Look through the records and copy every line in which "Center" appears.
START DATASET CONTENT
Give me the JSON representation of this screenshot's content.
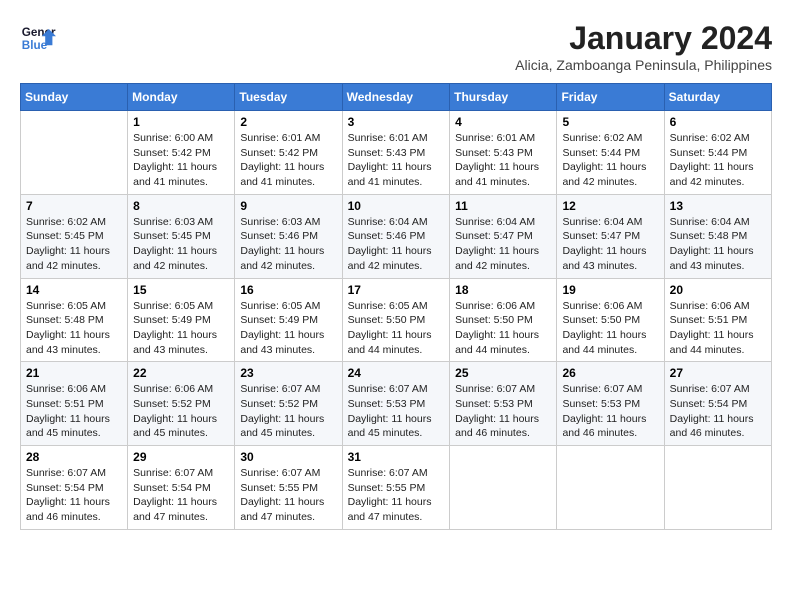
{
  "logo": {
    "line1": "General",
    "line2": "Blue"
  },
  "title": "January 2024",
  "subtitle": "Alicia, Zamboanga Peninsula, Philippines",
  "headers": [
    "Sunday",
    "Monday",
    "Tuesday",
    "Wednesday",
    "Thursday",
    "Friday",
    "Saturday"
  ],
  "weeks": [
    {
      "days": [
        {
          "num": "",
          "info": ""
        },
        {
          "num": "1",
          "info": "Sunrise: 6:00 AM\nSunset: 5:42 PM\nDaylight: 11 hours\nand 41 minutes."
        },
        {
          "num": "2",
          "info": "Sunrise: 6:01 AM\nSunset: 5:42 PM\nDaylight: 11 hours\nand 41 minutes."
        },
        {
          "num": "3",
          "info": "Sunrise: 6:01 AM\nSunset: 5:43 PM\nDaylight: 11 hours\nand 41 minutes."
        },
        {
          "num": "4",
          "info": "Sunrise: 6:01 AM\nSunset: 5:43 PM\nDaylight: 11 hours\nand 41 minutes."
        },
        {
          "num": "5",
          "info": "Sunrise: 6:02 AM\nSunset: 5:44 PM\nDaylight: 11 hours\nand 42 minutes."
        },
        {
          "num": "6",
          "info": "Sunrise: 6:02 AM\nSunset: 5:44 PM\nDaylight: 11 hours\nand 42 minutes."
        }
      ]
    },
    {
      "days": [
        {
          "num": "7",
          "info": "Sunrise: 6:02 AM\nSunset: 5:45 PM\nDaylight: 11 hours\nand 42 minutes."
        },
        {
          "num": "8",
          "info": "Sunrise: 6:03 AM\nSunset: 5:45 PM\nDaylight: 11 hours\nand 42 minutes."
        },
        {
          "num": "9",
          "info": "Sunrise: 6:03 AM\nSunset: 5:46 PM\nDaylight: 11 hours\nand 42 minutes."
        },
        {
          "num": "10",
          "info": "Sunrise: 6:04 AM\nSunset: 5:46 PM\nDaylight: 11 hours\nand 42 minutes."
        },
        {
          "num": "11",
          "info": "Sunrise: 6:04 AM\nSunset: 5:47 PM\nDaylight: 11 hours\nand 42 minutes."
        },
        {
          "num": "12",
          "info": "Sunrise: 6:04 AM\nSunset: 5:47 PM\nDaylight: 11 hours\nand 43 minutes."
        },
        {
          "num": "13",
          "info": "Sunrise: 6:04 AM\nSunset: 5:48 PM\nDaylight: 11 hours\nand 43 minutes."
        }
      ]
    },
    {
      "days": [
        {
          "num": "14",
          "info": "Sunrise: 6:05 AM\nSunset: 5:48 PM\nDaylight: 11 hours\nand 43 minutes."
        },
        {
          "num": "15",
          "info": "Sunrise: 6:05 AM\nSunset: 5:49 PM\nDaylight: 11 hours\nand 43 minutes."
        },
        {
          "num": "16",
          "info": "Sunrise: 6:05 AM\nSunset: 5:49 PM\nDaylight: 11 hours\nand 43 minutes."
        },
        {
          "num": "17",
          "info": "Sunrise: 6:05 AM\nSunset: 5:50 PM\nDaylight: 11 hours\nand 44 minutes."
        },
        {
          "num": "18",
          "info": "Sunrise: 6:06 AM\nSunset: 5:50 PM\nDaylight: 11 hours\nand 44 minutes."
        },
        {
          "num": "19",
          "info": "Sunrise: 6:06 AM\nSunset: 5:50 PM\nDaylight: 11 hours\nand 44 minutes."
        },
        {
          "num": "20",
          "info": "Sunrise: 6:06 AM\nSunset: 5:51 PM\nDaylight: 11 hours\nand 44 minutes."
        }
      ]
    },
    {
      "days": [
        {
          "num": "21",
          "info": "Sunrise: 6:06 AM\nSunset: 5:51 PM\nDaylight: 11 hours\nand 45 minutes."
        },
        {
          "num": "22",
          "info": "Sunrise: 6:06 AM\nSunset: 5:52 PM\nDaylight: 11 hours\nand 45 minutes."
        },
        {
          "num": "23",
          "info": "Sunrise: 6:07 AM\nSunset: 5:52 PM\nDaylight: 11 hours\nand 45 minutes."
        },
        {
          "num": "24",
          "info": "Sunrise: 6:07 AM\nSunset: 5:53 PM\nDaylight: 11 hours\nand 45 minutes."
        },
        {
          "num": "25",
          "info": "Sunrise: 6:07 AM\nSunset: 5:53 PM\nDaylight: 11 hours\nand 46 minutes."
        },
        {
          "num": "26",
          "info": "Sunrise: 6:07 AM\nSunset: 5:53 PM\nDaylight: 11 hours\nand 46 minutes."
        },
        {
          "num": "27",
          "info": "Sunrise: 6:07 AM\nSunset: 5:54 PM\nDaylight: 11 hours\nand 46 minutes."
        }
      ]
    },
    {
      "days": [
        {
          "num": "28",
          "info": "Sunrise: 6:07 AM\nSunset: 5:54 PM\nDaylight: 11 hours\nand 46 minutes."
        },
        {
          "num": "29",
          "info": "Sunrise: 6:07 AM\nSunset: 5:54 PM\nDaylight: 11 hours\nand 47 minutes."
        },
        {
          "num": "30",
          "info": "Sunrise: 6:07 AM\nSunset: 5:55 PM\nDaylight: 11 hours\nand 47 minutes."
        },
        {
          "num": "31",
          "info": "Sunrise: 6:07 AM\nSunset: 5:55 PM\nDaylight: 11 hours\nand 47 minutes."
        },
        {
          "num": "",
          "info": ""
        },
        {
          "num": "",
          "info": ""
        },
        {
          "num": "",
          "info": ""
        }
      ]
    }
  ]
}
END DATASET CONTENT
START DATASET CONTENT
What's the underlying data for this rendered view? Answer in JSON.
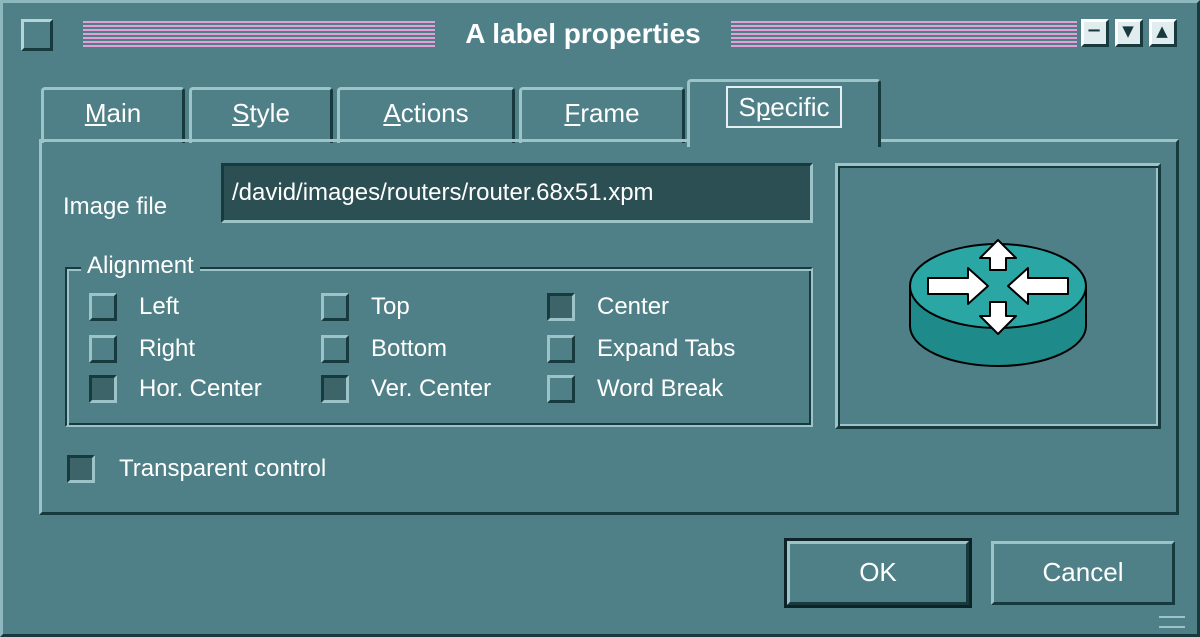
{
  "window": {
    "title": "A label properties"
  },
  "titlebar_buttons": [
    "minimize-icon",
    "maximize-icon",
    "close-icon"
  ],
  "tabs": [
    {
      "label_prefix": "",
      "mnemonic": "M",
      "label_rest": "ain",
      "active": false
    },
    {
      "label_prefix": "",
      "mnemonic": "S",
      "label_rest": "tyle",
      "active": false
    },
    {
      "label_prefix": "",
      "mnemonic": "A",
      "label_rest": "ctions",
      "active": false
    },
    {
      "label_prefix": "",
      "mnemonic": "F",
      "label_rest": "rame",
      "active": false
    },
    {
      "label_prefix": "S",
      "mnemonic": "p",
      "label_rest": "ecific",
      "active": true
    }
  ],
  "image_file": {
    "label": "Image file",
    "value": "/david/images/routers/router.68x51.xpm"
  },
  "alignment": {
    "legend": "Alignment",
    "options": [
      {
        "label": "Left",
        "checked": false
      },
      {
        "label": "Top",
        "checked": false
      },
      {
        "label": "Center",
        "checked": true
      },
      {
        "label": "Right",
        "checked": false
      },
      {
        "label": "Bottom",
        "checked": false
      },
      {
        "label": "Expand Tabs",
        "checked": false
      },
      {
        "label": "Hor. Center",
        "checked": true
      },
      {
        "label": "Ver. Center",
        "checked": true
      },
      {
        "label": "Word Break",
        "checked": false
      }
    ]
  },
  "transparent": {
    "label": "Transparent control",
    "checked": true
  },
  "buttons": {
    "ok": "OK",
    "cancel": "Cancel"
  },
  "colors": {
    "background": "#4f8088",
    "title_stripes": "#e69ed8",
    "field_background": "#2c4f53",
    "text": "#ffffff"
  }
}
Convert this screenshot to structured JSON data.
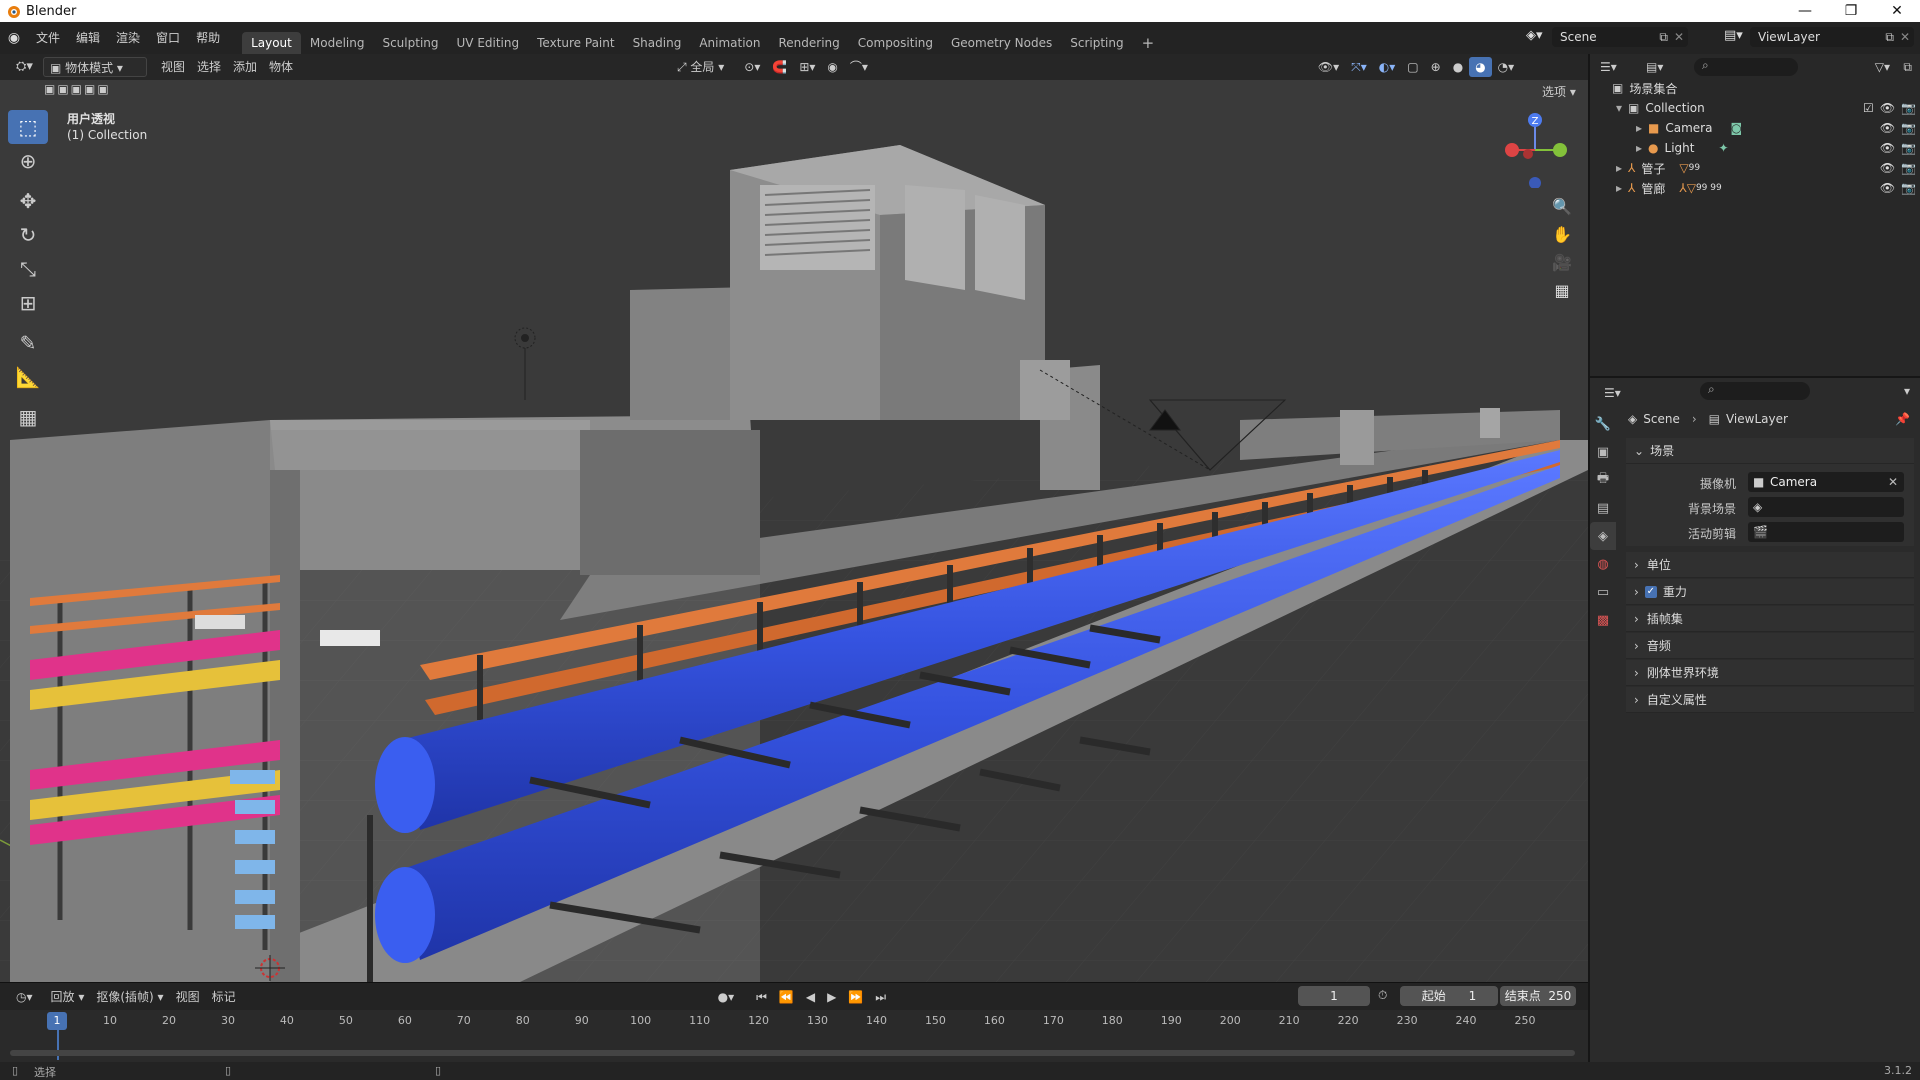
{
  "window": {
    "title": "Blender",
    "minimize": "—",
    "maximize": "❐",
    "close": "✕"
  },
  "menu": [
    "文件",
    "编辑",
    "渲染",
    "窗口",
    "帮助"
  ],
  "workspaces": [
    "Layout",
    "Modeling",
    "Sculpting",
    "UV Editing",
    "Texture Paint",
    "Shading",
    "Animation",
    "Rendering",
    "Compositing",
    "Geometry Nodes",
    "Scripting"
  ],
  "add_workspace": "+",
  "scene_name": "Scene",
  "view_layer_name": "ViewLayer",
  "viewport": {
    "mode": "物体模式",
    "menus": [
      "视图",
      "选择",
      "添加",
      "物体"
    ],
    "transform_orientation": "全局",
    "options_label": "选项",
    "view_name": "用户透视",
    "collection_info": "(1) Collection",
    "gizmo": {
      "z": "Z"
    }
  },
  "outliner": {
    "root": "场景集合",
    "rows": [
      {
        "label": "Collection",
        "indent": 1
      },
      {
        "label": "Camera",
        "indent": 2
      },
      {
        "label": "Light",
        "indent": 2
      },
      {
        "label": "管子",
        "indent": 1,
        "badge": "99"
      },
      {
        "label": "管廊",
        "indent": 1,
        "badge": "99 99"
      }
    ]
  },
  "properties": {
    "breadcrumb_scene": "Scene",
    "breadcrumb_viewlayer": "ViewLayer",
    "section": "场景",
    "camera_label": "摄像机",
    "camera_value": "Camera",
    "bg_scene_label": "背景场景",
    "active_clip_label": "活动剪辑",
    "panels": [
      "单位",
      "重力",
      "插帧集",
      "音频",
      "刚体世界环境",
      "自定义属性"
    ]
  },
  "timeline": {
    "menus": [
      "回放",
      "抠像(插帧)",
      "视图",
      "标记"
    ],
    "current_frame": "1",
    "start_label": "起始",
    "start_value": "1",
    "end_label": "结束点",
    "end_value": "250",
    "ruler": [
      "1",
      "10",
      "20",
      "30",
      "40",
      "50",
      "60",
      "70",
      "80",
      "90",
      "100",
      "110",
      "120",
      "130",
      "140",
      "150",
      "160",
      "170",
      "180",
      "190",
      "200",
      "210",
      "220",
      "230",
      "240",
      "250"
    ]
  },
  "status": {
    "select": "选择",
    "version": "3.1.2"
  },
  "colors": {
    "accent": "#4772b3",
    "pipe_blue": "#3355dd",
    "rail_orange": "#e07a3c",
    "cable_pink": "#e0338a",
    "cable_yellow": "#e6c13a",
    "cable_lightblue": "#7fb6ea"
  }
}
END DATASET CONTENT
RESPONSE:
        "label": "Center",
        "label": "Hor. Center",
        "label": "Ver. Center",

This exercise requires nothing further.